Entries taken from a collection

=== Section Start ===

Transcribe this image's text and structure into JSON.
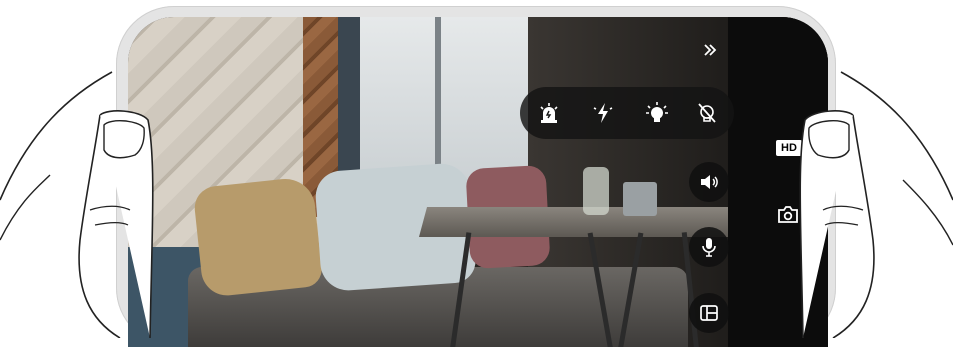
{
  "camera_view": {
    "expand_icon": "chevrons-right-icon",
    "light_controls": [
      {
        "name": "siren-icon"
      },
      {
        "name": "flash-icon"
      },
      {
        "name": "light-bulb-icon"
      },
      {
        "name": "light-off-icon"
      }
    ],
    "speaker_icon": "speaker-icon",
    "microphone_icon": "microphone-icon",
    "layout_icon": "layout-icon",
    "hd_label": "HD",
    "snapshot_icon": "camera-icon"
  },
  "colors": {
    "frame": "#e4e4e4",
    "control_bg": "#141414",
    "icon": "#ffffff"
  }
}
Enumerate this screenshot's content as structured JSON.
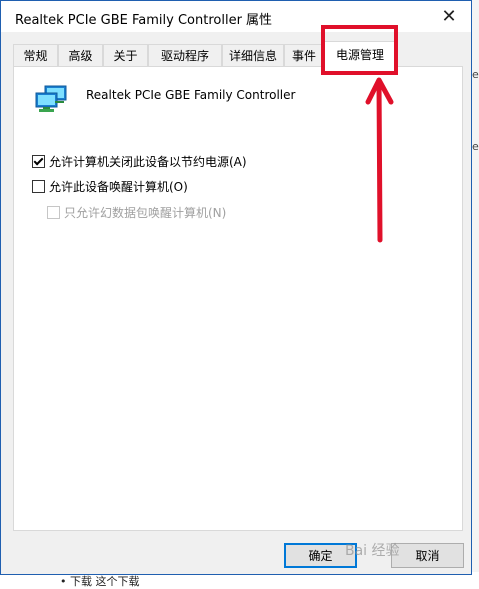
{
  "window": {
    "title": "Realtek PCIe GBE Family Controller 属性",
    "close_glyph": "✕"
  },
  "tabs": [
    {
      "label": "常规"
    },
    {
      "label": "高级"
    },
    {
      "label": "关于"
    },
    {
      "label": "驱动程序"
    },
    {
      "label": "详细信息"
    },
    {
      "label": "事件"
    },
    {
      "label": "电源管理",
      "active": true
    }
  ],
  "panel": {
    "device_name": "Realtek PCIe GBE Family Controller",
    "device_icon": "network-adapter-icon",
    "options": [
      {
        "label": "允许计算机关闭此设备以节约电源(A)",
        "checked": true,
        "enabled": true
      },
      {
        "label": "允许此设备唤醒计算机(O)",
        "checked": false,
        "enabled": true
      },
      {
        "label": "只允许幻数据包唤醒计算机(N)",
        "checked": false,
        "enabled": false
      }
    ]
  },
  "buttons": {
    "ok": "确定",
    "cancel": "取消"
  },
  "background": {
    "below_text": "• 下载     这个下载",
    "right_fragment_1": "e",
    "right_fragment_2": "e"
  },
  "annotation": {
    "color": "#e0102a",
    "watermark": "Bai 经验"
  },
  "colors": {
    "accent": "#0078d7",
    "dialog_bg": "#f0f0f0",
    "window_border": "#1f5fb0"
  }
}
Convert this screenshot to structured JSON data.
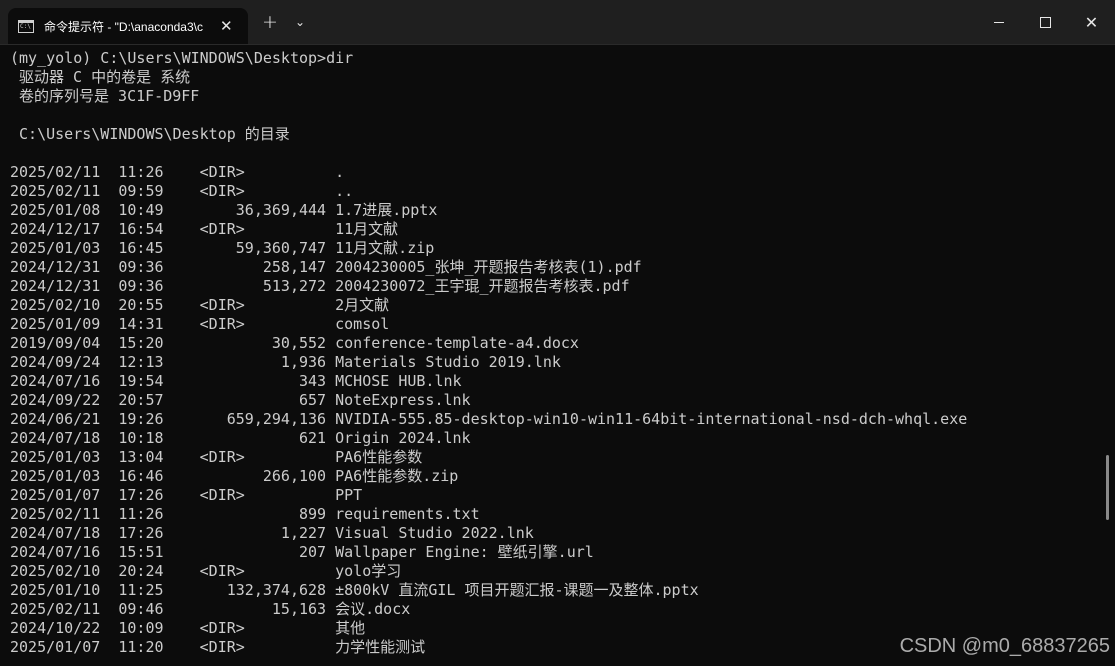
{
  "window": {
    "tab_title": "命令提示符 - \"D:\\anaconda3\\c",
    "icon_glyph": "C:\\",
    "tab_close": "✕",
    "new_tab": "+",
    "dropdown": "⌄",
    "close_glyph": "✕"
  },
  "terminal": {
    "lines": [
      "(my_yolo) C:\\Users\\WINDOWS\\Desktop>dir",
      " 驱动器 C 中的卷是 系统",
      " 卷的序列号是 3C1F-D9FF",
      "",
      " C:\\Users\\WINDOWS\\Desktop 的目录",
      "",
      "2025/02/11  11:26    <DIR>          .",
      "2025/02/11  09:59    <DIR>          ..",
      "2025/01/08  10:49        36,369,444 1.7进展.pptx",
      "2024/12/17  16:54    <DIR>          11月文献",
      "2025/01/03  16:45        59,360,747 11月文献.zip",
      "2024/12/31  09:36           258,147 2004230005_张坤_开题报告考核表(1).pdf",
      "2024/12/31  09:36           513,272 2004230072_王宇琨_开题报告考核表.pdf",
      "2025/02/10  20:55    <DIR>          2月文献",
      "2025/01/09  14:31    <DIR>          comsol",
      "2019/09/04  15:20            30,552 conference-template-a4.docx",
      "2024/09/24  12:13             1,936 Materials Studio 2019.lnk",
      "2024/07/16  19:54               343 MCHOSE HUB.lnk",
      "2024/09/22  20:57               657 NoteExpress.lnk",
      "2024/06/21  19:26       659,294,136 NVIDIA-555.85-desktop-win10-win11-64bit-international-nsd-dch-whql.exe",
      "2024/07/18  10:18               621 Origin 2024.lnk",
      "2025/01/03  13:04    <DIR>          PA6性能参数",
      "2025/01/03  16:46           266,100 PA6性能参数.zip",
      "2025/01/07  17:26    <DIR>          PPT",
      "2025/02/11  11:26               899 requirements.txt",
      "2024/07/18  17:26             1,227 Visual Studio 2022.lnk",
      "2024/07/16  15:51               207 Wallpaper Engine: 壁纸引擎.url",
      "2025/02/10  20:24    <DIR>          yolo学习",
      "2025/01/10  11:25       132,374,628 ±800kV 直流GIL 项目开题汇报-课题一及整体.pptx",
      "2025/02/11  09:46            15,163 会议.docx",
      "2024/10/22  10:09    <DIR>          其他",
      "2025/01/07  11:20    <DIR>          力学性能测试"
    ]
  },
  "watermark": "CSDN @m0_68837265"
}
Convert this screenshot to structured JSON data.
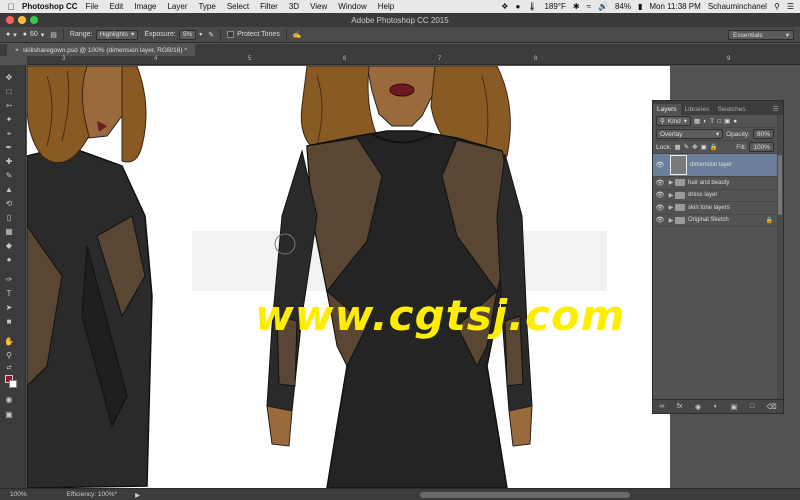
{
  "menubar": {
    "apple_icon": "apple-icon",
    "app_name": "Photoshop CC",
    "items": [
      "File",
      "Edit",
      "Image",
      "Layer",
      "Type",
      "Select",
      "Filter",
      "3D",
      "View",
      "Window",
      "Help"
    ],
    "temperature": "189°F",
    "battery": "84%",
    "clock": "Mon 11:38 PM",
    "user": "Schauminchanel"
  },
  "window": {
    "title": "Adobe Photoshop CC 2015"
  },
  "options": {
    "brush_size": "60",
    "range_label": "Range:",
    "range_value": "Highlights",
    "exposure_label": "Exposure:",
    "exposure_value": "5%",
    "protect_tones": "Protect Tones",
    "workspace": "Essentials"
  },
  "document": {
    "tab": "skillsharegown.psd @ 100% (dimension layer, RGB/16) *",
    "ruler_marks": [
      "3",
      "4",
      "5",
      "6",
      "7",
      "8",
      "9"
    ],
    "zoom": "100%",
    "efficiency": "Efficiency: 100%*"
  },
  "watermark": "www.cgtsj.com",
  "layers_panel": {
    "tabs": [
      "Layers",
      "Libraries",
      "Swatches"
    ],
    "kind_label": "Kind",
    "blend_mode": "Overlay",
    "opacity_label": "Opacity:",
    "opacity_value": "80%",
    "lock_label": "Lock:",
    "fill_label": "Fill:",
    "fill_value": "100%",
    "layers": [
      {
        "name": "dimension layer",
        "type": "layer",
        "selected": true
      },
      {
        "name": "hair and beauty",
        "type": "group"
      },
      {
        "name": "dress layer",
        "type": "group"
      },
      {
        "name": "skin tone layers",
        "type": "group"
      },
      {
        "name": "Original Sketch",
        "type": "group",
        "locked": true
      }
    ]
  },
  "colors": {
    "foreground": "#8b1c36",
    "background": "#ffffff",
    "watermark": "#ffee00",
    "selected_layer": "#6b7f9a"
  }
}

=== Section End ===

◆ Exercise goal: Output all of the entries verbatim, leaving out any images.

◆ Exercise answer:
Transcribe this image's text and structure into JSON.
{
  "camera_view": {
    "expand_icon": "chevrons-right-icon",
    "light_controls": [
      {
        "name": "siren-icon"
      },
      {
        "name": "flash-icon"
      },
      {
        "name": "light-bulb-icon"
      },
      {
        "name": "light-off-icon"
      }
    ],
    "speaker_icon": "speaker-icon",
    "microphone_icon": "microphone-icon",
    "layout_icon": "layout-icon",
    "hd_label": "HD",
    "snapshot_icon": "camera-icon"
  },
  "colors": {
    "frame": "#e4e4e4",
    "control_bg": "#141414",
    "icon": "#ffffff"
  }
}
Enumerate this screenshot's content as structured JSON.
{
  "window": {
    "title": "Realtek PCIe GBE Family Controller 属性",
    "close_glyph": "✕"
  },
  "tabs": [
    {
      "label": "常规"
    },
    {
      "label": "高级"
    },
    {
      "label": "关于"
    },
    {
      "label": "驱动程序"
    },
    {
      "label": "详细信息"
    },
    {
      "label": "事件"
    },
    {
      "label": "电源管理",
      "active": true
    }
  ],
  "panel": {
    "device_name": "Realtek PCIe GBE Family Controller",
    "device_icon": "network-adapter-icon",
    "options": [
      {
        "label": "允许计算机关闭此设备以节约电源(A)",
        "checked": true,
        "enabled": true
      },
      {
        "label": "允许此设备唤醒计算机(O)",
        "checked": false,
        "enabled": true
      },
      {
        "label": "只允许幻数据包唤醒计算机(N)",
        "checked": false,
        "enabled": false
      }
    ]
  },
  "buttons": {
    "ok": "确定",
    "cancel": "取消"
  },
  "background": {
    "below_text": "• 下载     这个下载",
    "right_fragment_1": "e",
    "right_fragment_2": "e"
  },
  "annotation": {
    "color": "#e0102a",
    "watermark": "Bai 经验"
  },
  "colors": {
    "accent": "#0078d7",
    "dialog_bg": "#f0f0f0",
    "window_border": "#1f5fb0"
  }
}
Convert this screenshot to structured JSON data.
{
  "window": {
    "tab_title": "命令提示符 - \"D:\\anaconda3\\c",
    "icon_glyph": "C:\\",
    "tab_close": "✕",
    "new_tab": "+",
    "dropdown": "⌄",
    "close_glyph": "✕"
  },
  "terminal": {
    "lines": [
      "(my_yolo) C:\\Users\\WINDOWS\\Desktop>dir",
      " 驱动器 C 中的卷是 系统",
      " 卷的序列号是 3C1F-D9FF",
      "",
      " C:\\Users\\WINDOWS\\Desktop 的目录",
      "",
      "2025/02/11  11:26    <DIR>          .",
      "2025/02/11  09:59    <DIR>          ..",
      "2025/01/08  10:49        36,369,444 1.7进展.pptx",
      "2024/12/17  16:54    <DIR>          11月文献",
      "2025/01/03  16:45        59,360,747 11月文献.zip",
      "2024/12/31  09:36           258,147 2004230005_张坤_开题报告考核表(1).pdf",
      "2024/12/31  09:36           513,272 2004230072_王宇琨_开题报告考核表.pdf",
      "2025/02/10  20:55    <DIR>          2月文献",
      "2025/01/09  14:31    <DIR>          comsol",
      "2019/09/04  15:20            30,552 conference-template-a4.docx",
      "2024/09/24  12:13             1,936 Materials Studio 2019.lnk",
      "2024/07/16  19:54               343 MCHOSE HUB.lnk",
      "2024/09/22  20:57               657 NoteExpress.lnk",
      "2024/06/21  19:26       659,294,136 NVIDIA-555.85-desktop-win10-win11-64bit-international-nsd-dch-whql.exe",
      "2024/07/18  10:18               621 Origin 2024.lnk",
      "2025/01/03  13:04    <DIR>          PA6性能参数",
      "2025/01/03  16:46           266,100 PA6性能参数.zip",
      "2025/01/07  17:26    <DIR>          PPT",
      "2025/02/11  11:26               899 requirements.txt",
      "2024/07/18  17:26             1,227 Visual Studio 2022.lnk",
      "2024/07/16  15:51               207 Wallpaper Engine: 壁纸引擎.url",
      "2025/02/10  20:24    <DIR>          yolo学习",
      "2025/01/10  11:25       132,374,628 ±800kV 直流GIL 项目开题汇报-课题一及整体.pptx",
      "2025/02/11  09:46            15,163 会议.docx",
      "2024/10/22  10:09    <DIR>          其他",
      "2025/01/07  11:20    <DIR>          力学性能测试"
    ]
  },
  "watermark": "CSDN @m0_68837265"
}
Convert this screenshot to structured JSON data.
{
  "menubar": {
    "apple_icon": "apple-icon",
    "app_name": "Photoshop CC",
    "items": [
      "File",
      "Edit",
      "Image",
      "Layer",
      "Type",
      "Select",
      "Filter",
      "3D",
      "View",
      "Window",
      "Help"
    ],
    "temperature": "189°F",
    "battery": "84%",
    "clock": "Mon 11:38 PM",
    "user": "Schauminchanel"
  },
  "window": {
    "title": "Adobe Photoshop CC 2015"
  },
  "options": {
    "brush_size": "60",
    "range_label": "Range:",
    "range_value": "Highlights",
    "exposure_label": "Exposure:",
    "exposure_value": "5%",
    "protect_tones": "Protect Tones",
    "workspace": "Essentials"
  },
  "document": {
    "tab": "skillsharegown.psd @ 100% (dimension layer, RGB/16) *",
    "ruler_marks": [
      "3",
      "4",
      "5",
      "6",
      "7",
      "8",
      "9"
    ],
    "zoom": "100%",
    "efficiency": "Efficiency: 100%*"
  },
  "watermark": "www.cgtsj.com",
  "layers_panel": {
    "tabs": [
      "Layers",
      "Libraries",
      "Swatches"
    ],
    "kind_label": "Kind",
    "blend_mode": "Overlay",
    "opacity_label": "Opacity:",
    "opacity_value": "80%",
    "lock_label": "Lock:",
    "fill_label": "Fill:",
    "fill_value": "100%",
    "layers": [
      {
        "name": "dimension layer",
        "type": "layer",
        "selected": true
      },
      {
        "name": "hair and beauty",
        "type": "group"
      },
      {
        "name": "dress layer",
        "type": "group"
      },
      {
        "name": "skin tone layers",
        "type": "group"
      },
      {
        "name": "Original Sketch",
        "type": "group",
        "locked": true
      }
    ]
  },
  "colors": {
    "foreground": "#8b1c36",
    "background": "#ffffff",
    "watermark": "#ffee00",
    "selected_layer": "#6b7f9a"
  }
}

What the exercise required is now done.